**Task description**
Every entry below is to be returned unchanged. Images are not part of the copy.

Given data Block Start

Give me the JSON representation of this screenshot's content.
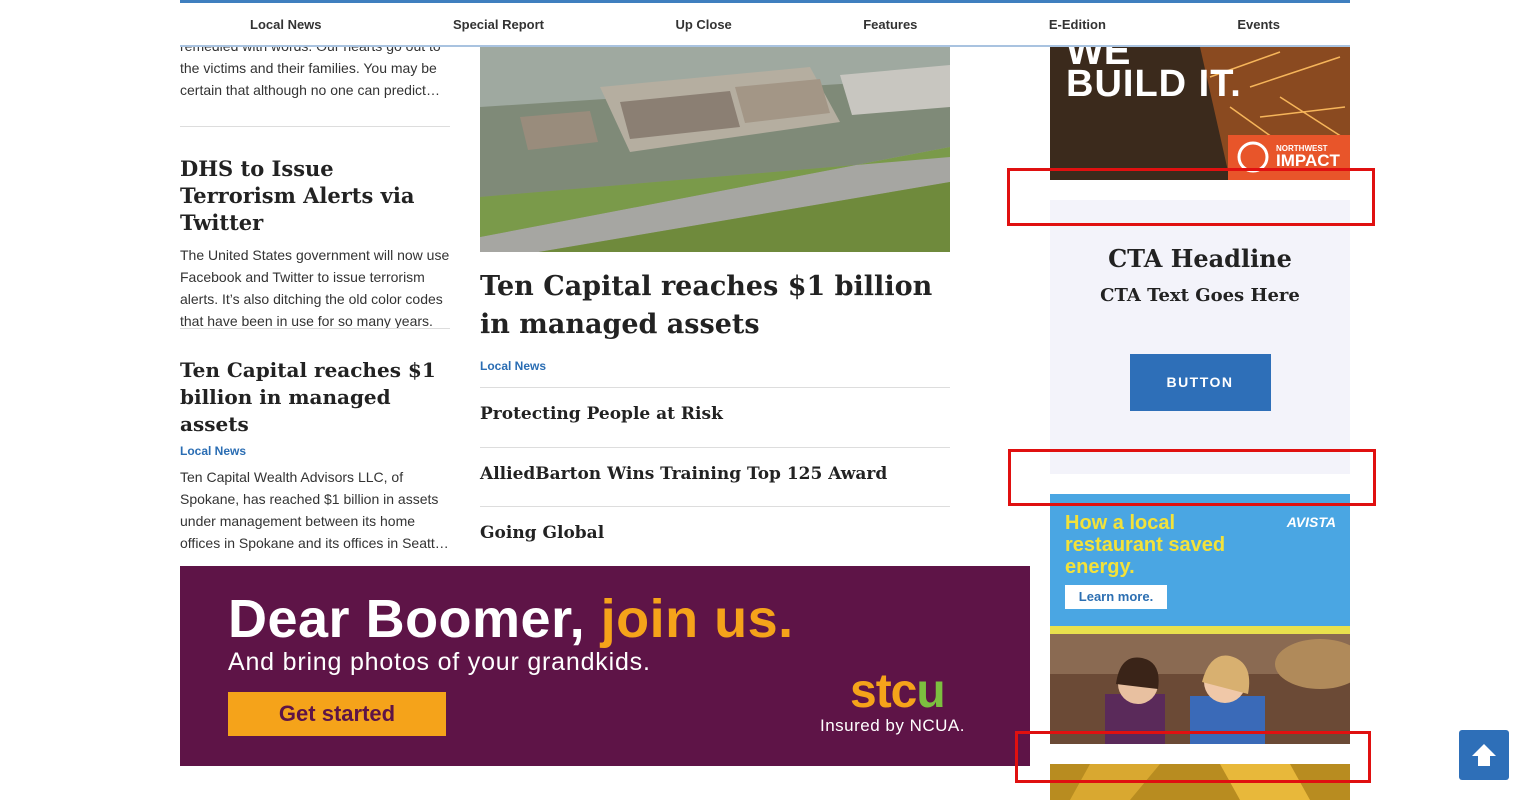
{
  "nav": {
    "items": [
      "Local News",
      "Special Report",
      "Up Close",
      "Features",
      "E-Edition",
      "Events"
    ]
  },
  "left_column": {
    "top_excerpt": "remedied with words. Our hearts go out to the victims and their families. You may be certain that although no one can predict…",
    "articles": [
      {
        "title": "DHS to Issue Terrorism Alerts via Twitter",
        "excerpt": "The United States government will now use Facebook and Twitter to issue terrorism alerts. It’s also ditching the old color codes that have been in use for so many years."
      },
      {
        "title": "Ten Capital reaches $1 billion in managed assets",
        "category": "Local News",
        "excerpt": "Ten Capital Wealth Advisors LLC, of Spokane, has reached $1 billion in assets under management between its home offices in Spokane and its offices in Seatt…"
      }
    ]
  },
  "main_story": {
    "title": "Ten Capital reaches $1 billion in managed assets",
    "category": "Local News",
    "related": [
      "Protecting People at Risk",
      "AlliedBarton Wins Training Top 125 Award",
      "Going Global"
    ]
  },
  "ads": {
    "top_right": {
      "headline": "BUILD IT.",
      "partial": "WE",
      "brand_top": "NORTHWEST",
      "brand": "IMPACT"
    },
    "cta": {
      "headline": "CTA Headline",
      "text": "CTA Text Goes Here",
      "button": "BUTTON"
    },
    "avista": {
      "headline": "How a local restaurant saved energy.",
      "logo": "AVISTA",
      "button": "Learn more."
    },
    "stcu": {
      "headline_part1": "Dear Boomer,",
      "headline_part2": "join us.",
      "subline": "And bring photos of your grandkids.",
      "button": "Get started",
      "logo_a": "stc",
      "logo_b": "u",
      "ncua": "Insured by NCUA."
    }
  },
  "colors": {
    "accent_blue": "#2e6fb8",
    "stcu_purple": "#5e1447",
    "stcu_orange": "#f5a31a",
    "annotation_red": "#e01010"
  },
  "icons": {
    "scroll_top": "arrow-up-icon"
  }
}
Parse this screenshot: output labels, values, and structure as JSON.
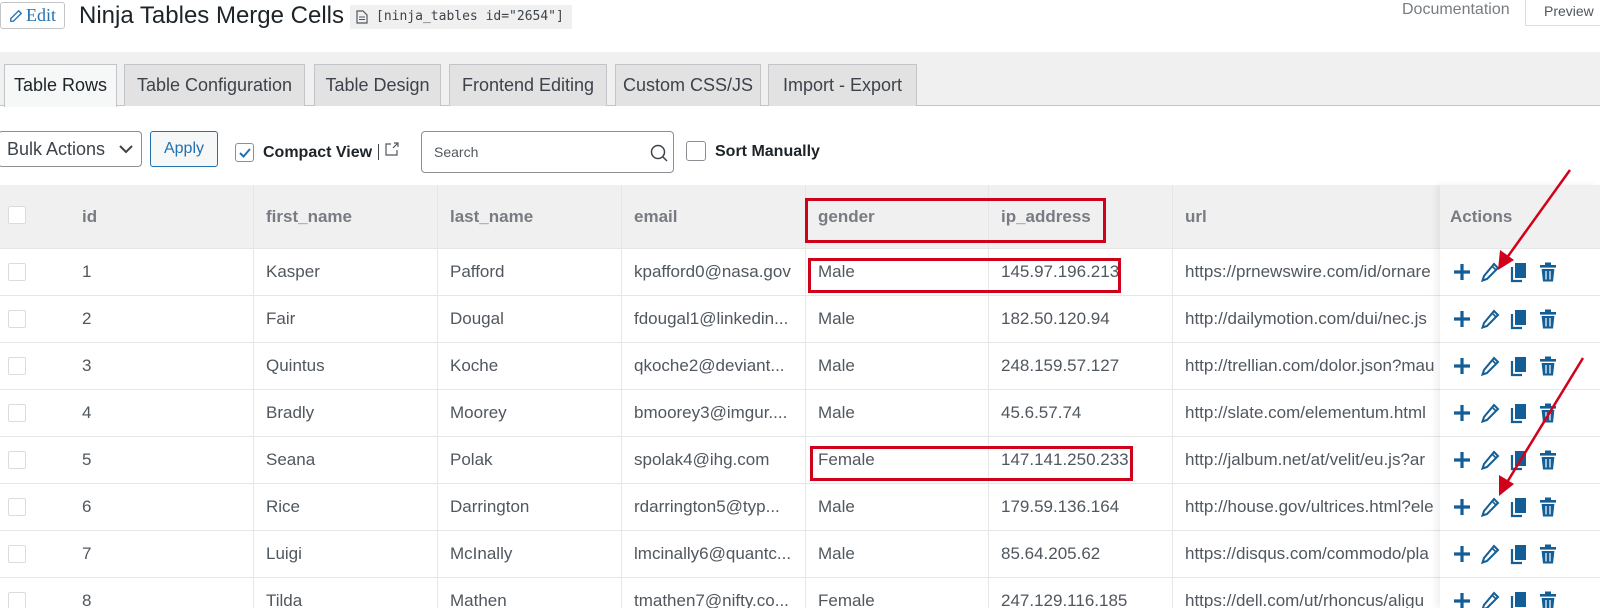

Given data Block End

**Task answer**
Give me the JSON representation of this screenshot's content.
{
  "nav": {
    "items": [
      "Local News",
      "Special Report",
      "Up Close",
      "Features",
      "E-Edition",
      "Events"
    ]
  },
  "left_column": {
    "top_excerpt": "remedied with words. Our hearts go out to the victims and their families. You may be certain that although no one can predict…",
    "articles": [
      {
        "title": "DHS to Issue Terrorism Alerts via Twitter",
        "excerpt": "The United States government will now use Facebook and Twitter to issue terrorism alerts. It’s also ditching the old color codes that have been in use for so many years."
      },
      {
        "title": "Ten Capital reaches $1 billion in managed assets",
        "category": "Local News",
        "excerpt": "Ten Capital Wealth Advisors LLC, of Spokane, has reached $1 billion in assets under management between its home offices in Spokane and its offices in Seatt…"
      }
    ]
  },
  "main_story": {
    "title": "Ten Capital reaches $1 billion in managed assets",
    "category": "Local News",
    "related": [
      "Protecting People at Risk",
      "AlliedBarton Wins Training Top 125 Award",
      "Going Global"
    ]
  },
  "ads": {
    "top_right": {
      "headline": "BUILD IT.",
      "partial": "WE",
      "brand_top": "NORTHWEST",
      "brand": "IMPACT"
    },
    "cta": {
      "headline": "CTA Headline",
      "text": "CTA Text Goes Here",
      "button": "BUTTON"
    },
    "avista": {
      "headline": "How a local restaurant saved energy.",
      "logo": "AVISTA",
      "button": "Learn more."
    },
    "stcu": {
      "headline_part1": "Dear Boomer,",
      "headline_part2": "join us.",
      "subline": "And bring photos of your grandkids.",
      "button": "Get started",
      "logo_a": "stc",
      "logo_b": "u",
      "ncua": "Insured by NCUA."
    }
  },
  "colors": {
    "accent_blue": "#2e6fb8",
    "stcu_purple": "#5e1447",
    "stcu_orange": "#f5a31a",
    "annotation_red": "#e01010"
  },
  "icons": {
    "scroll_top": "arrow-up-icon"
  }
}
Parse this screenshot: output labels, values, and structure as JSON.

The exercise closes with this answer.